**Work order:** Please report the number of lines in the entries below that contain "title", with nothing added.

Website and app data records:
☆ ☆ ☆ ☆

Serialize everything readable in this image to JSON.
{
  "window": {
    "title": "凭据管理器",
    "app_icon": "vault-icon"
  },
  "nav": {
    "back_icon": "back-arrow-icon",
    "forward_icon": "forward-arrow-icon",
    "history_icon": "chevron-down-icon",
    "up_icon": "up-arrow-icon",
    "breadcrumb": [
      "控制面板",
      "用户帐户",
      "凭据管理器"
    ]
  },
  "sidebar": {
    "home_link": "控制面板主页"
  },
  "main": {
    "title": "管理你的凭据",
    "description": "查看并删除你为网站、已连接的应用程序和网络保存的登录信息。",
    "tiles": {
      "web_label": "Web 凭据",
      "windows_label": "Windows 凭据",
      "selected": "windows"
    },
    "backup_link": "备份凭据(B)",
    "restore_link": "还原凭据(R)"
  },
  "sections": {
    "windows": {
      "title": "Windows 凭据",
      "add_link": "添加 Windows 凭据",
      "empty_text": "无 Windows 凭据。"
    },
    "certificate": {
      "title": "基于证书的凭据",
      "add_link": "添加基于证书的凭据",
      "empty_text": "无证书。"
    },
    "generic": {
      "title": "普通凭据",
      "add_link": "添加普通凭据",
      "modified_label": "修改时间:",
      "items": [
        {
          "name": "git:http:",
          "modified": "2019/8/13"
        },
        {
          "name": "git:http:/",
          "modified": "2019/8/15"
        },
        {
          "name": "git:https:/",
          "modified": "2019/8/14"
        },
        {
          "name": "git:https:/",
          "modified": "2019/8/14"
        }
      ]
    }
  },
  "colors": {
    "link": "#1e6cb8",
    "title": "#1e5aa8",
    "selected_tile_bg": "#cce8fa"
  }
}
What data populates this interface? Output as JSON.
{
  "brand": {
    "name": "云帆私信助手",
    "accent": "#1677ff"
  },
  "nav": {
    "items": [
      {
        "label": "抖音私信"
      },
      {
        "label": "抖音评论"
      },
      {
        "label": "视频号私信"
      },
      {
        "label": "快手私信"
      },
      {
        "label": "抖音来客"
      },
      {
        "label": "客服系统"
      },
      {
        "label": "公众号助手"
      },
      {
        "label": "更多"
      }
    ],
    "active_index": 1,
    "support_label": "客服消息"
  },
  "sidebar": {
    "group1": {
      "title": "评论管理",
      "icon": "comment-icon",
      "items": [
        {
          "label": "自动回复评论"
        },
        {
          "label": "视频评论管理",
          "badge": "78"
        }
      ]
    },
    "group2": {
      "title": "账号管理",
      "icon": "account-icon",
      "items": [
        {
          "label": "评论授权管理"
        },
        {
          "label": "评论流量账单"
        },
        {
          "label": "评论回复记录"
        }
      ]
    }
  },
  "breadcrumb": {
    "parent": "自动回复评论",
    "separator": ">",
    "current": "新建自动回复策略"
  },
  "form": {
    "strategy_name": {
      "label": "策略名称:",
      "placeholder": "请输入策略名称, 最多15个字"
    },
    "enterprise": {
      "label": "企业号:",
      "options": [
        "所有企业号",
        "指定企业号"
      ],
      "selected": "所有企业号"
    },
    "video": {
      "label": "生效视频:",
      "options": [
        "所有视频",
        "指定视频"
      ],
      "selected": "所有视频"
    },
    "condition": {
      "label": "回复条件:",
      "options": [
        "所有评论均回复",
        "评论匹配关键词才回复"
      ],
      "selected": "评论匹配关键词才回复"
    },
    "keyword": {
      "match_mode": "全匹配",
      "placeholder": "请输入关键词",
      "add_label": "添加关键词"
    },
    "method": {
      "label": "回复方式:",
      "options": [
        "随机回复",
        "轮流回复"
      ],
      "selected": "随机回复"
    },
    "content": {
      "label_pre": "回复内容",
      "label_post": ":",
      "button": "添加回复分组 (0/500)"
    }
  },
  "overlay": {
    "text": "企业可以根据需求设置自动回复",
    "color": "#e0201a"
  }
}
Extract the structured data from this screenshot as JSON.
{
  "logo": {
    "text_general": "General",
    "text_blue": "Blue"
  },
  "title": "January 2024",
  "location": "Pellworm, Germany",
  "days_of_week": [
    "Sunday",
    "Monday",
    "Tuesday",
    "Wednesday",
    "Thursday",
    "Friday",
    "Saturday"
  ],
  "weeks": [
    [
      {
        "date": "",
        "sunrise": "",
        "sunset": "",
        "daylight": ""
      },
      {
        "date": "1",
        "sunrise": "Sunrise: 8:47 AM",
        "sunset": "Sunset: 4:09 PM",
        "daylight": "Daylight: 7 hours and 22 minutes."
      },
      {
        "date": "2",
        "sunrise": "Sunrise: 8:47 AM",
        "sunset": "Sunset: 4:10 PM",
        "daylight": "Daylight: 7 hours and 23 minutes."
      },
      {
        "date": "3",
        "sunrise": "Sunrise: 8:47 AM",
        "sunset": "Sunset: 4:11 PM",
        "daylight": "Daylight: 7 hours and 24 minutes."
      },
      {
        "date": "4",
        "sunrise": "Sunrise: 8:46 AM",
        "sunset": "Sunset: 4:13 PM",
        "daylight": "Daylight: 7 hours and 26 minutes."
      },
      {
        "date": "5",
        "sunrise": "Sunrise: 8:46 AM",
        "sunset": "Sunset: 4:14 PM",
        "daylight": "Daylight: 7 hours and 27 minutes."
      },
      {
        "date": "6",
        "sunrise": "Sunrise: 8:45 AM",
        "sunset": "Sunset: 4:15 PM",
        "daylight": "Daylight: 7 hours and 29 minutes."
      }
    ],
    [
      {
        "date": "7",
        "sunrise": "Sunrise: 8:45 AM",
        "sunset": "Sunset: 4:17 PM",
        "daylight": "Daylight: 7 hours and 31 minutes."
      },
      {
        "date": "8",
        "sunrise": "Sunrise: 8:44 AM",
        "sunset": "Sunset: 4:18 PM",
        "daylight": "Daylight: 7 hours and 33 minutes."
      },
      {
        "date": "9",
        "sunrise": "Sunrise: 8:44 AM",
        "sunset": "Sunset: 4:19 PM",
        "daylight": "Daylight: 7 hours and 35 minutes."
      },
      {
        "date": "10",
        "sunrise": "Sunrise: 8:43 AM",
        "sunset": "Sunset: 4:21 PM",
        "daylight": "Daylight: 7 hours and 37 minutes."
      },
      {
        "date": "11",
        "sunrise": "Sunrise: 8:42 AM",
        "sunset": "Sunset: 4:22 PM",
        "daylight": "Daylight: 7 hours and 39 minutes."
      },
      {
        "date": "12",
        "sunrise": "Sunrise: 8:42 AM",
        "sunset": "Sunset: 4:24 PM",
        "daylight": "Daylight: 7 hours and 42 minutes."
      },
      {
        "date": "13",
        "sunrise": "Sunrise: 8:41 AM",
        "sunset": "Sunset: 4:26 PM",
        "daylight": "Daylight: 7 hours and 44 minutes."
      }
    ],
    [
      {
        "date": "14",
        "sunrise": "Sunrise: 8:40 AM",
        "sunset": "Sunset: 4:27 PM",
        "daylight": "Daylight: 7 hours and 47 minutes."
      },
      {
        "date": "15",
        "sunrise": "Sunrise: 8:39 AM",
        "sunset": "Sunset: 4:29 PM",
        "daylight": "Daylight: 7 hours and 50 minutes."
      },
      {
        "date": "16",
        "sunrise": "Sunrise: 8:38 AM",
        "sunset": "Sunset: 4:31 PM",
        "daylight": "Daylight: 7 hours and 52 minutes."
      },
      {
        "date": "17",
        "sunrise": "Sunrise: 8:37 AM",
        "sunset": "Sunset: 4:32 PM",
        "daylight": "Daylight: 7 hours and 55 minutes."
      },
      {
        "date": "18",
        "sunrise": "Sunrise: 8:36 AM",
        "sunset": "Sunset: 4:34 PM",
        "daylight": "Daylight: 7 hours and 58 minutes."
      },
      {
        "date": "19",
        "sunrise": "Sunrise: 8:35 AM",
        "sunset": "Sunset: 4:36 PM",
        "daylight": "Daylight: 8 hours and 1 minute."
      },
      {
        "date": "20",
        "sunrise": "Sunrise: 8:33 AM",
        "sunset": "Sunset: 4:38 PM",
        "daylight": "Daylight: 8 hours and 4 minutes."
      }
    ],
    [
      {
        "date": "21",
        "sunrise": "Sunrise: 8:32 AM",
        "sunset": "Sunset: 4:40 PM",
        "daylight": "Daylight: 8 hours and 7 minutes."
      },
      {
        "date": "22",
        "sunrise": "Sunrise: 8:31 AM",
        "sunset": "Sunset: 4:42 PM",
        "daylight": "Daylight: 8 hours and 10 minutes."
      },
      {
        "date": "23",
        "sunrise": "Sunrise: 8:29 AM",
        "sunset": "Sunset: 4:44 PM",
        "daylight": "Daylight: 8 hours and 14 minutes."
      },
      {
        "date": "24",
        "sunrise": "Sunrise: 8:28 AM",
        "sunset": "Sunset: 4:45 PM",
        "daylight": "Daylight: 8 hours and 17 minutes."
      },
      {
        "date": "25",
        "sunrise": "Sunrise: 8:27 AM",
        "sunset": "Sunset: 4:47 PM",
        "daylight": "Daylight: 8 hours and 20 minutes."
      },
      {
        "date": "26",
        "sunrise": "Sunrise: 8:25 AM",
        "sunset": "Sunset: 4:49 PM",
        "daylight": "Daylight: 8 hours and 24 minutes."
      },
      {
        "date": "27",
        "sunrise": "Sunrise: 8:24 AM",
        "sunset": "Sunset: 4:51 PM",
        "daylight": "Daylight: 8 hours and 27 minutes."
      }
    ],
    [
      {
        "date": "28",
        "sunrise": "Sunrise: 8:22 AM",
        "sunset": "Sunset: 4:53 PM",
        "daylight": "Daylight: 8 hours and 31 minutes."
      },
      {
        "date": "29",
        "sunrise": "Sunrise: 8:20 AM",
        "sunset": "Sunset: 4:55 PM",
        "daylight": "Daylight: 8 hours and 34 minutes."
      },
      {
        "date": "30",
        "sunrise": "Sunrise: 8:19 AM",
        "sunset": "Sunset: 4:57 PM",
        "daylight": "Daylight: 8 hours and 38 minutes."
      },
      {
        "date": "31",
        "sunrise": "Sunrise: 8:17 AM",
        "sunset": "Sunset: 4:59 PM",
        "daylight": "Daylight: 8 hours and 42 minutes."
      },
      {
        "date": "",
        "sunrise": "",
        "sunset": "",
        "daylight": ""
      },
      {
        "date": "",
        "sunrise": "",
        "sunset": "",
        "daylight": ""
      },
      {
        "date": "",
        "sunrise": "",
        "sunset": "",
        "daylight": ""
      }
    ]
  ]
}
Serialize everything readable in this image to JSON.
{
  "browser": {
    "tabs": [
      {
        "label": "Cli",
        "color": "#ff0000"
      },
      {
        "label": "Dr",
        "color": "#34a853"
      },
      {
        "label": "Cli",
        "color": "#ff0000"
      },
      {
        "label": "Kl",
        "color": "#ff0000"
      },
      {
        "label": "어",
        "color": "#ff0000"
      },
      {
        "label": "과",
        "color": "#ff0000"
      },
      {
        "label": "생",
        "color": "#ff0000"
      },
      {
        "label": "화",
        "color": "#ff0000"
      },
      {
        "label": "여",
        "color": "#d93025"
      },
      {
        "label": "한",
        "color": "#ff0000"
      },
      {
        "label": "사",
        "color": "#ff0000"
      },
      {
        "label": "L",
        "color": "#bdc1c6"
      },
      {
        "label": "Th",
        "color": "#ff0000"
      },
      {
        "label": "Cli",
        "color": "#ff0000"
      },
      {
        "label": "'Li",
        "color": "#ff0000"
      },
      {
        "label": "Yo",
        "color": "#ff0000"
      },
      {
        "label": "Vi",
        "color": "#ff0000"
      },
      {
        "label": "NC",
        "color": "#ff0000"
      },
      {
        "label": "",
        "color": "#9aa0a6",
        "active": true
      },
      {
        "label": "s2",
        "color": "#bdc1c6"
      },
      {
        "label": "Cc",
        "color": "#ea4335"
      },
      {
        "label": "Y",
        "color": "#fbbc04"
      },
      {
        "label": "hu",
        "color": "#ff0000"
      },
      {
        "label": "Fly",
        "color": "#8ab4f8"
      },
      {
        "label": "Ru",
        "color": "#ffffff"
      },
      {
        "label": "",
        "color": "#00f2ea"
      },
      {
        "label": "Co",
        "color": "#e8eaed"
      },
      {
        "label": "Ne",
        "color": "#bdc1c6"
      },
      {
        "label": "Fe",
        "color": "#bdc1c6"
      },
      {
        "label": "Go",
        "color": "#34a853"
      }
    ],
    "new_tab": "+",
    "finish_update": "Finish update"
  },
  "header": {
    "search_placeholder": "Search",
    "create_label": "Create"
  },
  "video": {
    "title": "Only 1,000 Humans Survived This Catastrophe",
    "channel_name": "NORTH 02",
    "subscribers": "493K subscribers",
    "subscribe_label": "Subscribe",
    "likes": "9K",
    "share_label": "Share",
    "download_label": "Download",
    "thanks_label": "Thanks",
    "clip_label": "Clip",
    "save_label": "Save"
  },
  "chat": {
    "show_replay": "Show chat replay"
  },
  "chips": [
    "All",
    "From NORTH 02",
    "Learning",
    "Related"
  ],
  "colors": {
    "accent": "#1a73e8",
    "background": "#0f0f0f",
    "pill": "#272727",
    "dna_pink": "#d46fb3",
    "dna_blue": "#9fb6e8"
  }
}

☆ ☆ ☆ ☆

**Answer section:** 10